Every line with "Tareas" in it should be copied from the data.
Segment Start: Data section
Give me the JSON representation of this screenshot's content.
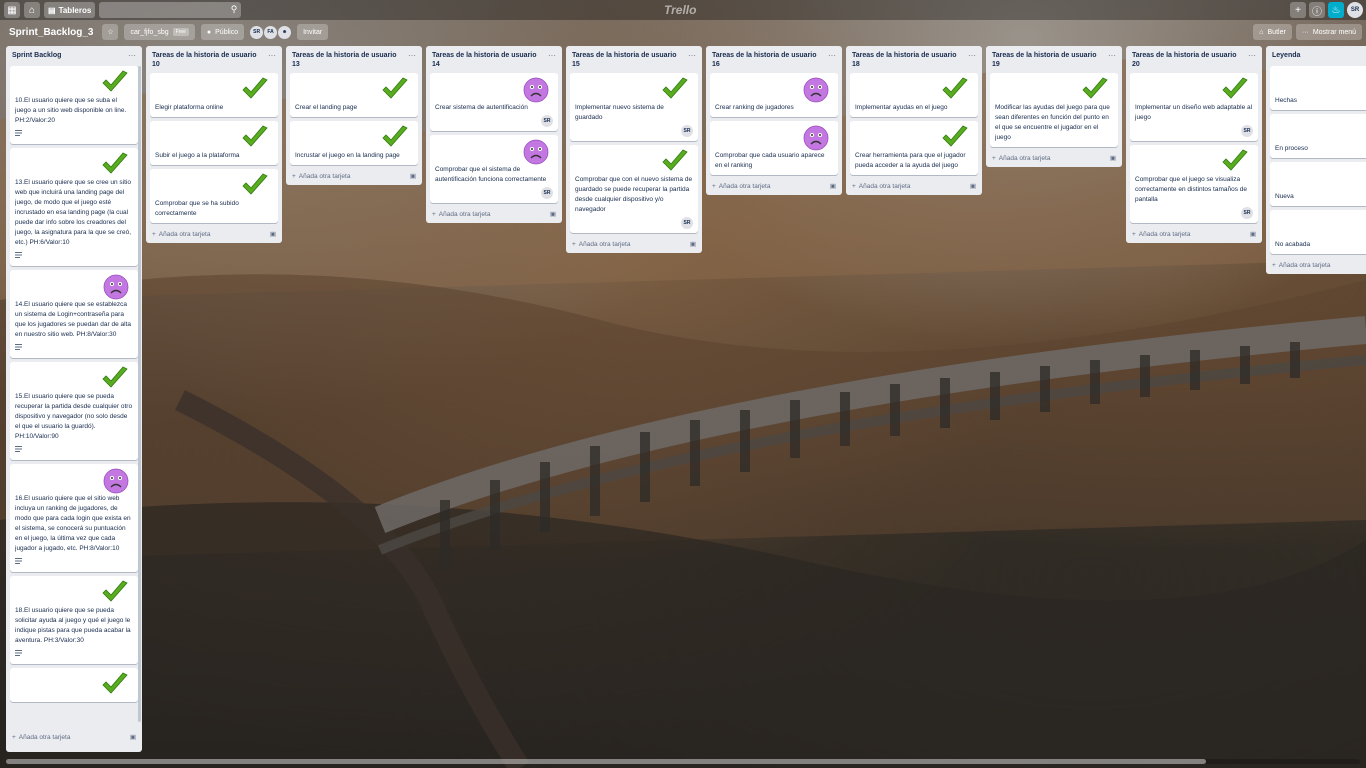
{
  "header": {
    "boards_label": "Tableros",
    "logo": "Trello",
    "avatar": "SR",
    "icons": [
      "apps-icon",
      "home-icon",
      "board-icon",
      "search-icon",
      "plus-icon",
      "info-icon",
      "bell-icon"
    ]
  },
  "board": {
    "title": "Sprint_Backlog_3",
    "team": "car_fjfo_sbg",
    "plan_badge": "Free",
    "visibility": "Público",
    "members": [
      "SR",
      "FA"
    ],
    "invite": "Invitar",
    "butler": "Butler",
    "show_menu": "Mostrar menú"
  },
  "add_card_label": "Añada otra tarjeta",
  "lists": [
    {
      "title": "Sprint Backlog",
      "cards": [
        {
          "text": "10.El usuario quiere que se suba el juego a un sitio web disponible on line. PH:2/Valor:20",
          "cover": "check",
          "desc": true
        },
        {
          "text": "13.El usuario quiere que se cree un sitio web que incluirá una landing page del juego, de modo que el juego esté incrustado en esa landing page (la cual puede dar info sobre los creadores del juego, la asignatura para la que se creó, etc.) PH:6/Valor:10",
          "cover": "check",
          "desc": true
        },
        {
          "text": "14.El usuario quiere que se establezca un sistema de Login+contraseña para que los jugadores se puedan dar de alta en nuestro sitio web. PH:8/Valor:30",
          "cover": "sad",
          "desc": true
        },
        {
          "text": "15.El usuario quiere que se pueda recuperar la partida desde cualquier otro dispositivo y navegador (no solo desde el que el usuario la guardó). PH:10/Valor:90",
          "cover": "check",
          "desc": true
        },
        {
          "text": "16.El usuario quiere que el sitio web incluya un ranking de jugadores, de modo que para cada login que exista en el sistema, se conocerá su puntuación en el juego, la última vez que cada jugador a jugado, etc. PH:8/Valor:10",
          "cover": "sad",
          "desc": true
        },
        {
          "text": "18.El usuario quiere que se pueda solicitar ayuda al juego y qué el juego le indique pistas para que pueda acabar la aventura. PH:3/Valor:30",
          "cover": "check",
          "desc": true
        },
        {
          "text": "",
          "cover": "check",
          "desc": false
        }
      ]
    },
    {
      "title": "Tareas de la historia de usuario 10",
      "cards": [
        {
          "text": "Elegir plataforma online",
          "cover": "check"
        },
        {
          "text": "Subir el juego a la plataforma",
          "cover": "check"
        },
        {
          "text": "Comprobar que se ha subido correctamente",
          "cover": "check"
        }
      ]
    },
    {
      "title": "Tareas de la historia de usuario 13",
      "cards": [
        {
          "text": "Crear el landing page",
          "cover": "check"
        },
        {
          "text": "Incrustar el juego en la landing page",
          "cover": "check"
        }
      ]
    },
    {
      "title": "Tareas de la historia de usuario 14",
      "cards": [
        {
          "text": "Crear sistema de autentificación",
          "cover": "sad",
          "member": "SR"
        },
        {
          "text": "Comprobar que el sistema de autentificación funciona correctamente",
          "cover": "sad",
          "member": "SR"
        }
      ]
    },
    {
      "title": "Tareas de la historia de usuario 15",
      "cards": [
        {
          "text": "Implementar nuevo sistema de guardado",
          "cover": "check",
          "member": "SR"
        },
        {
          "text": "Comprobar que con el nuevo sistema de guardado se puede recuperar la partida desde cualquier dispositivo y/o navegador",
          "cover": "check",
          "member": "SR"
        }
      ]
    },
    {
      "title": "Tareas de la historia de usuario 16",
      "cards": [
        {
          "text": "Crear ranking de jugadores",
          "cover": "sad"
        },
        {
          "text": "Comprobar que cada usuario aparece en el ranking",
          "cover": "sad"
        }
      ]
    },
    {
      "title": "Tareas de la historia de usuario 18",
      "cards": [
        {
          "text": "Implementar ayudas en el juego",
          "cover": "check"
        },
        {
          "text": "Crear herramienta para que el jugador pueda acceder a la ayuda del juego",
          "cover": "check"
        }
      ]
    },
    {
      "title": "Tareas de la historia de usuario 19",
      "cards": [
        {
          "text": "Modificar las ayudas del juego para que sean diferentes en función del punto en el que se encuentre el jugador en el juego",
          "cover": "check"
        }
      ]
    },
    {
      "title": "Tareas de la historia de usuario 20",
      "cards": [
        {
          "text": "Implementar un diseño web adaptable al juego",
          "cover": "check",
          "member": "SR"
        },
        {
          "text": "Comprobar que el juego se visualiza correctamente en distintos tamaños de pantalla",
          "cover": "check",
          "member": "SR"
        }
      ]
    },
    {
      "title": "Leyenda",
      "cards": [
        {
          "text": "Hechas",
          "cover": "check-partial"
        },
        {
          "text": "En proceso",
          "cover": "teal-partial"
        },
        {
          "text": "Nueva",
          "cover": "none"
        },
        {
          "text": "No acabada",
          "cover": "sad-partial"
        }
      ]
    }
  ],
  "colors": {
    "check": "#5aac1f",
    "sad": "#c377e0",
    "teal": "#00c2e0"
  }
}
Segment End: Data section
Answer:
      "title": "Tareas de la historia de usuario 10",
      "title": "Tareas de la historia de usuario 13",
      "title": "Tareas de la historia de usuario 14",
      "title": "Tareas de la historia de usuario 15",
      "title": "Tareas de la historia de usuario 16",
      "title": "Tareas de la historia de usuario 18",
      "title": "Tareas de la historia de usuario 19",
      "title": "Tareas de la historia de usuario 20",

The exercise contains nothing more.